Doooooood, I killed it at the gym this morning! We are wrapping up a 12-week strength cycle and today was our last round of back squats.
I posted a video update on TikTok, but this is too big not to share here. It does, however, require a little backstory, of course.
Most of you know I didn’t even start weight training until my mid-thirties. Heck, I didn’t even start working out until about thirty-one. When I turned thirty, I lost seventy pounds via diet alone, and then I started getting the confidence to go to the gym.
Yes, you read that right. I didn’t start to be a gym rat until I lost the weight—more on that in a minute.
After a few years of just taking group fitness classes, CrossFit gained popularity, and I joined a local box, never to look back.
Last year I discovered a Strength and Conditional Gym pretty close to my job, and I’ve been going consistently there since last April.
When I started, I was trying to regain the strength I lost from the pandemic shutdowns.

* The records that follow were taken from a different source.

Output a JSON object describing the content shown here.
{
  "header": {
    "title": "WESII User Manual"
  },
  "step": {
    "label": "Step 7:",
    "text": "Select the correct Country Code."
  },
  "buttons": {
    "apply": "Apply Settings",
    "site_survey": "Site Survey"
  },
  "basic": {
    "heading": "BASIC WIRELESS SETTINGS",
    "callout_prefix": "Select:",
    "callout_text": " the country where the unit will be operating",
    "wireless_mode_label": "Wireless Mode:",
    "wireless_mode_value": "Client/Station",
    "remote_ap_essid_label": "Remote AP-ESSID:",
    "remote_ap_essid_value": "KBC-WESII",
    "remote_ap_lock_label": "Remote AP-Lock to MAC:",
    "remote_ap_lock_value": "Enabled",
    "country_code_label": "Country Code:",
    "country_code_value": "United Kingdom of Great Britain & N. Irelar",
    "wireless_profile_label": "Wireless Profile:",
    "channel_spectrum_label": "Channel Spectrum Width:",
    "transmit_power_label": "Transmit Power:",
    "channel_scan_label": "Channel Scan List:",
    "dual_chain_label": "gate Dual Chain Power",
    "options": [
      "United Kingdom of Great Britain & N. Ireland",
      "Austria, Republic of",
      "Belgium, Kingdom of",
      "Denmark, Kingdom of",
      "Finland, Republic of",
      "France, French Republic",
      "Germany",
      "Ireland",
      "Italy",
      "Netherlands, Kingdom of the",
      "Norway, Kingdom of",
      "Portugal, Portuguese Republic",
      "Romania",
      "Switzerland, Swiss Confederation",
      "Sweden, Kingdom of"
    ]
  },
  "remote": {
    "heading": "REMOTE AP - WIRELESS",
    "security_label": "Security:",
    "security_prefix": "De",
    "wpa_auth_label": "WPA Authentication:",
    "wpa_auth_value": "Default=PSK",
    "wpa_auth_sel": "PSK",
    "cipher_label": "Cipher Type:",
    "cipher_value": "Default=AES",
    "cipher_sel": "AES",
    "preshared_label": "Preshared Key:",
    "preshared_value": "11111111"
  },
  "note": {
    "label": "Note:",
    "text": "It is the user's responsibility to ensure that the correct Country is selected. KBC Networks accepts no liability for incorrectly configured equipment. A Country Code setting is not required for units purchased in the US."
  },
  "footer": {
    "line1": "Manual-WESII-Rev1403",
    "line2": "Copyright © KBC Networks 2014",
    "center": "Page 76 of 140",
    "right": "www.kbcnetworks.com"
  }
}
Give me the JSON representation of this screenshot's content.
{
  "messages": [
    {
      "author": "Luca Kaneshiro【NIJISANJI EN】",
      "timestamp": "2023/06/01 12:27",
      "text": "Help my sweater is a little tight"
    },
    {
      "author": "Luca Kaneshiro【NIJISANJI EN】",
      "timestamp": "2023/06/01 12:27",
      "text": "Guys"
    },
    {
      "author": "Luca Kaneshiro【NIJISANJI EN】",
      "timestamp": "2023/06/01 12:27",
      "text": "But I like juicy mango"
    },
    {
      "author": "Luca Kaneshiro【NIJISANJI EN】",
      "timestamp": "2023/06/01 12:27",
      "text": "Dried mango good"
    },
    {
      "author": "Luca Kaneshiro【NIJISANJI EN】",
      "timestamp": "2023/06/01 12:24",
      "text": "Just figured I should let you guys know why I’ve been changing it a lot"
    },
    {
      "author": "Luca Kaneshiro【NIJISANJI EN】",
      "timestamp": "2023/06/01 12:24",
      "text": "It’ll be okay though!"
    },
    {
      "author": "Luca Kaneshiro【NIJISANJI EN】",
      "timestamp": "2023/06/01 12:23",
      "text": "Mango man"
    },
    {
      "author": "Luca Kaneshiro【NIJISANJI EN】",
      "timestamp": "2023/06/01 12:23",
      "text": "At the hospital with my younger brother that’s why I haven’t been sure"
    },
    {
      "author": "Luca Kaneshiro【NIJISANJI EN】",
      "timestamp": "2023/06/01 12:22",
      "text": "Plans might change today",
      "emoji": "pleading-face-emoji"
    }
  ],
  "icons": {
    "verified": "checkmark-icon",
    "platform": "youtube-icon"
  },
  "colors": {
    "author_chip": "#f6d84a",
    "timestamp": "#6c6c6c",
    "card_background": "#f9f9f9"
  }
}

I was looking for some good coaches and fun programming, and I found it!
In one year, this gym helped me hit all sorts of PRs (Personal Records), and today I did five sets of four back squats at a weight I couldn’t even do one rep of last year!
Yes, I’m impressed with myself!
That is a huge accomplishment and shows what consistently working on something can accomplish. I’ve said this before, and I’ll say it again, being able to do something I was once unable to do is one of the most rewarding and satisfying things I can experience. It’s the reason I am obsessed with weight training, period.
That said, let me give you a bit of insight into the (possibly) offensive post title that got you here.
When I think back to all the times in my youth I attempted to join a gym, workout, take fitness classes, whatever, they all had one thing in common—my desire for thinness.
That desire was the only reason I would even consider exercising.
That desire brought me to and kept me in the yo-yo dieting cycle of hell. I wish I could find the old graphic I made of this, but in essence, it goes like this…
- Hate my body and am driven to do something about it.
- Start to do something about it (diet and/or exercise)
- That something is too hard, isn’t working, this sucks yada-yada
- Stop doing that something
- See #1 above – Basically, rinse and repeat.
Now, I’m not telling you I’m entirely out of this cycle. It’s tough to re-program a body-image-broken brain. I have come to the realization that I will probably never be able to shed my body image issues 100%.
However, that said, I no longer let that bad body image drive my motivation to exercise or my desire to eat nutritious, healthy foods.
Over the last (OMG) fifteen years, I have worked hard to peel those two things apart.
I work out because I enjoy the pursuit of strength, the sense of accomplishment, and the confidence it builds. This was actually the easier part of the equation (for me) since I started working out after losing weight. Once I didn’t have the weight loss goal driving my decision to exercise, I was able to see all the other amazing benefits of moving and challenging my body. It was no longer a punishment for fatness but a celebration of possibility.
I eat consciously and nutritionally because when I don’t, I feel like shit. Yes, shit. Maybe it’s my age, but my gut can no longer handle food or alcohol as it once did. Eating a diet driven by fruits and vegetables with an eye on protein also helps support my pursuit of strength.
So I say f*ck the scale and aesthetics. All the consistent, positive changes I’ve ever made in the realm of diet and exercise happened when I shifted the goalposts from looking a certain way to feeling a certain way.
Phew, well, that just flew out of me. I guess you can say this post was brought to you by my post-workout endorphins. See, I love this feeling!
P.S. I have no idea what I weigh and today is my one-year scale-free anniversary!